Monday, October 29, 2012

Lindsay Gervacio, MPH , Families in Good Health, St. Mary Medical Center, Long Beach, CA
Gisele Fong, PhD , EndOil/Communities for Clean Ports, Long Beach, CA
Veronica Acosta-Deprez, PhD , Health Science Department, California State University, Long Beach, Long Beach, CA
James Sadd, PhD , Environmental Sciences, Occidental College, Los Angeles, CA
Steven P. Wallace, PhD , School of Public Health, University of California-Los Angeles, Los Angeles, CA
Dean Toji, PhD , Department of Asian and Asian American Studies, California State University, Long Beach, Long Beach, CA
Ladine Chan, BA , Families in Good Health, St. Mary Medical Center, Long Beach, CA
Raymond Chavarria , United Cambodian Community, Long Beach, CA
Maya Hey , Department of Family and Consumer Sciences, California State University, Long Beach, Long Beach, CA
Lucien John Leyes, RN, BS Candidate , Health Science, California State University Long Beach, Long Beach, CA
Diane Leyes , Health Science, California State University, Long Beach, Long Beach, CA
Air quality in Long Beach, California, is degraded by pollution from the ports, freight transportation, traffic and refineries. Central Long Beach, where many Cambodians reside, is highly impacted by these air pollution sources. While Long Beach houses the largest Cambodian population in the United States outside of Cambodia, minimal information exists on the health impacts of air pollution on the Cambodian community.

This pilot community-based participatory research project provides context on air quality and the Long Beach Cambodian community utilizing “ground truthing” and focus groups. The project aims are: (1) To identify localized health hazards from outdoor air pollution; (2) To identify sensitive receptors; and (3) To identify community knowledge related to air pollution, health impacts and advocacy strategies.

Residents from the Long Beach Cambodian community are recruited to participate in focus groups that investigate the health impacts of and community knowledge surrounding air pollution. These individuals are also trained in “ground truthing”, where community-driven observations and knowledge of environmental hazards and sensitive receptors are used to verify and correct governmental agency information and develop a more comprehensive understanding of the environmental impacts faced by the community.

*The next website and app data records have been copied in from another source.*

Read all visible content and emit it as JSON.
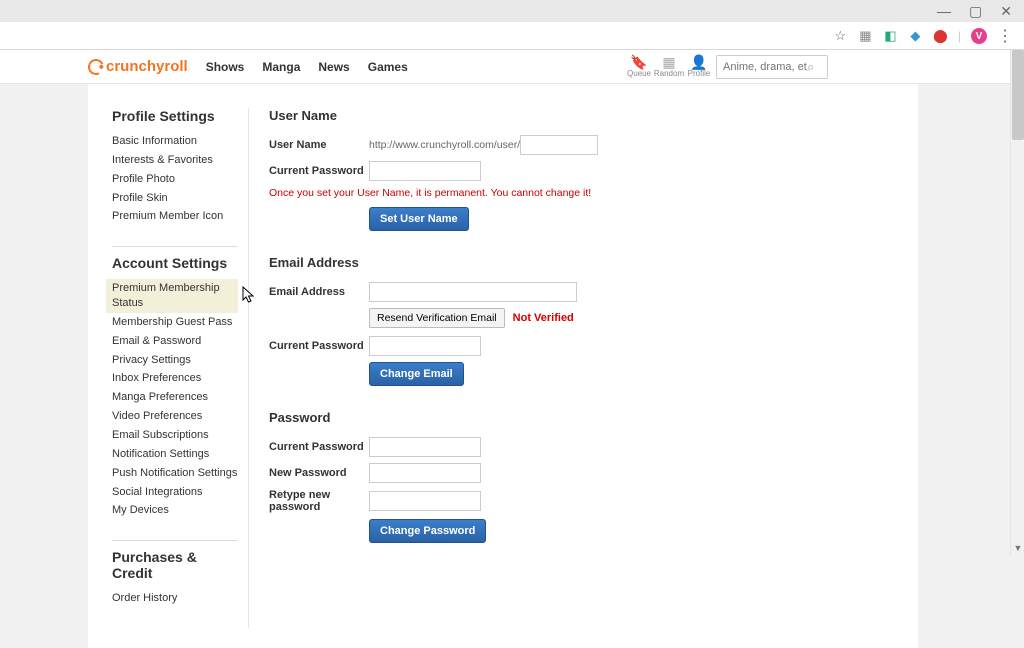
{
  "browser": {
    "window_min_icon": "—",
    "window_max_icon": "▢",
    "window_close_icon": "✕",
    "star_icon": "☆",
    "ext1_icon": "▦",
    "ext2_icon": "◧",
    "ext3_icon": "◆",
    "ext4_icon": "⬤",
    "avatar_letter": "V",
    "menu_icon": "⋮"
  },
  "header": {
    "logo": "crunchyroll",
    "nav": [
      "Shows",
      "Manga",
      "News",
      "Games"
    ],
    "quick": [
      {
        "icon": "🔖",
        "label": "Queue"
      },
      {
        "icon": "▦",
        "label": "Random"
      },
      {
        "icon": "👤",
        "label": "Profile"
      }
    ],
    "search_placeholder": "Anime, drama, etc."
  },
  "sidebar": [
    {
      "title": "Profile Settings",
      "items": [
        "Basic Information",
        "Interests & Favorites",
        "Profile Photo",
        "Profile Skin",
        "Premium Member Icon"
      ],
      "selected_index": -1
    },
    {
      "title": "Account Settings",
      "items": [
        "Premium Membership Status",
        "Membership Guest Pass",
        "Email & Password",
        "Privacy Settings",
        "Inbox Preferences",
        "Manga Preferences",
        "Video Preferences",
        "Email Subscriptions",
        "Notification Settings",
        "Push Notification Settings",
        "Social Integrations",
        "My Devices"
      ],
      "selected_index": 0
    },
    {
      "title": "Purchases & Credit",
      "items": [
        "Order History"
      ],
      "selected_index": -1
    }
  ],
  "sections": {
    "username": {
      "title": "User Name",
      "label_user": "User Name",
      "label_pass": "Current Password",
      "url_prefix": "http://www.crunchyroll.com/user/",
      "warning": "Once you set your User Name, it is permanent. You cannot change it!",
      "button": "Set User Name"
    },
    "email": {
      "title": "Email Address",
      "label_email": "Email Address",
      "resend_btn": "Resend Verification Email",
      "status": "Not Verified",
      "label_pass": "Current Password",
      "button": "Change Email"
    },
    "password": {
      "title": "Password",
      "label_current": "Current Password",
      "label_new": "New Password",
      "label_retype": "Retype new password",
      "button": "Change Password"
    }
  }
}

Community agencies and residents collaborate with health care researchers at all stages of the project: development, training, data collection and analysis, and dissemination. Community members can utilize emerging findings from this pilot study to develop appropriate advocacy strategies.

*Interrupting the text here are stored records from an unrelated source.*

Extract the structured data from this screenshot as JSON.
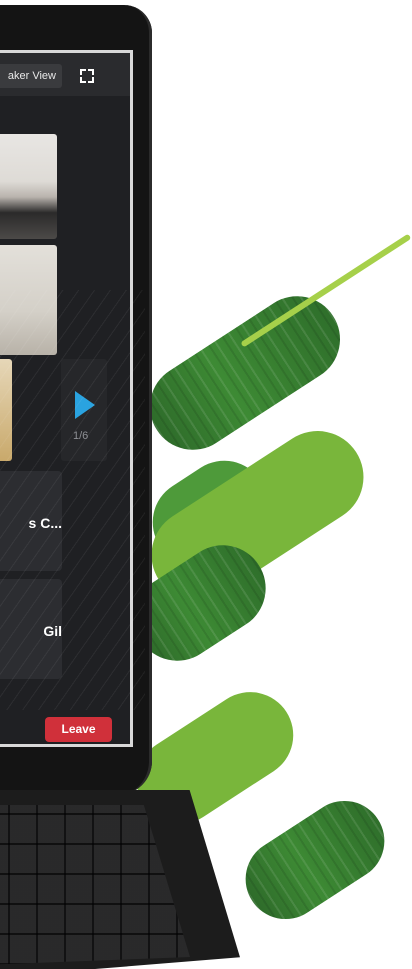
{
  "meeting": {
    "view_label": "aker View",
    "page_indicator": "1/6",
    "participant_1": "s C...",
    "participant_2": "Gil",
    "leave_label": "Leave"
  },
  "colors": {
    "leave_button": "#d0303a",
    "next_arrow": "#2aa3e0",
    "green_dark": "#2e6b2a",
    "green_light": "#79b63b",
    "lime_line": "#a6d04a"
  },
  "icons": {
    "fullscreen": "fullscreen-icon",
    "next_page": "play-icon"
  }
}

(This pilot study is funded by the Assessment of Local Environmental Risk Training to Reduce Health Disparities project at the University of California, Los Angeles.)

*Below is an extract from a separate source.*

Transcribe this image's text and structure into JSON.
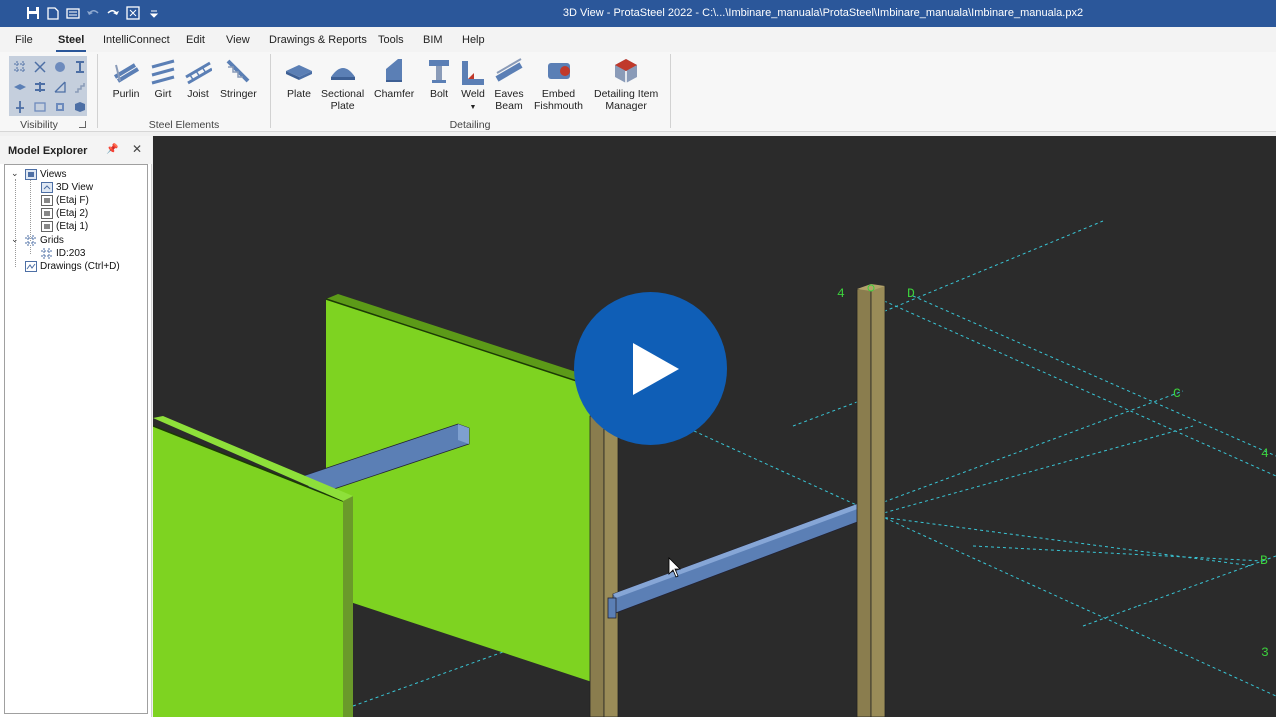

Learning Areas:
Diversity and culture
Environmental health sciences
Public health or related research

Learning Objectives:
Demonstrate increased knowledge of community-based participatory research techniques relevant to environmental health. Identify novel approaches like "ground truthing" to implementing community-based participatory research within the Cambodian community.

Keywords: Environmental Health, Asian Americans

Presenting author's disclosure statement:

Qualified on the content I am responsible for because: I am directly involved as a community partner in the study referenced in this abstract.
Any relevant financial relationships? No

I agree to comply with the American Public Health Association Conflict of Interest and Commercial Support Guidelines, and to disclose to the participants any off-label or experimental uses of a commercial product or service discussed in my presentation.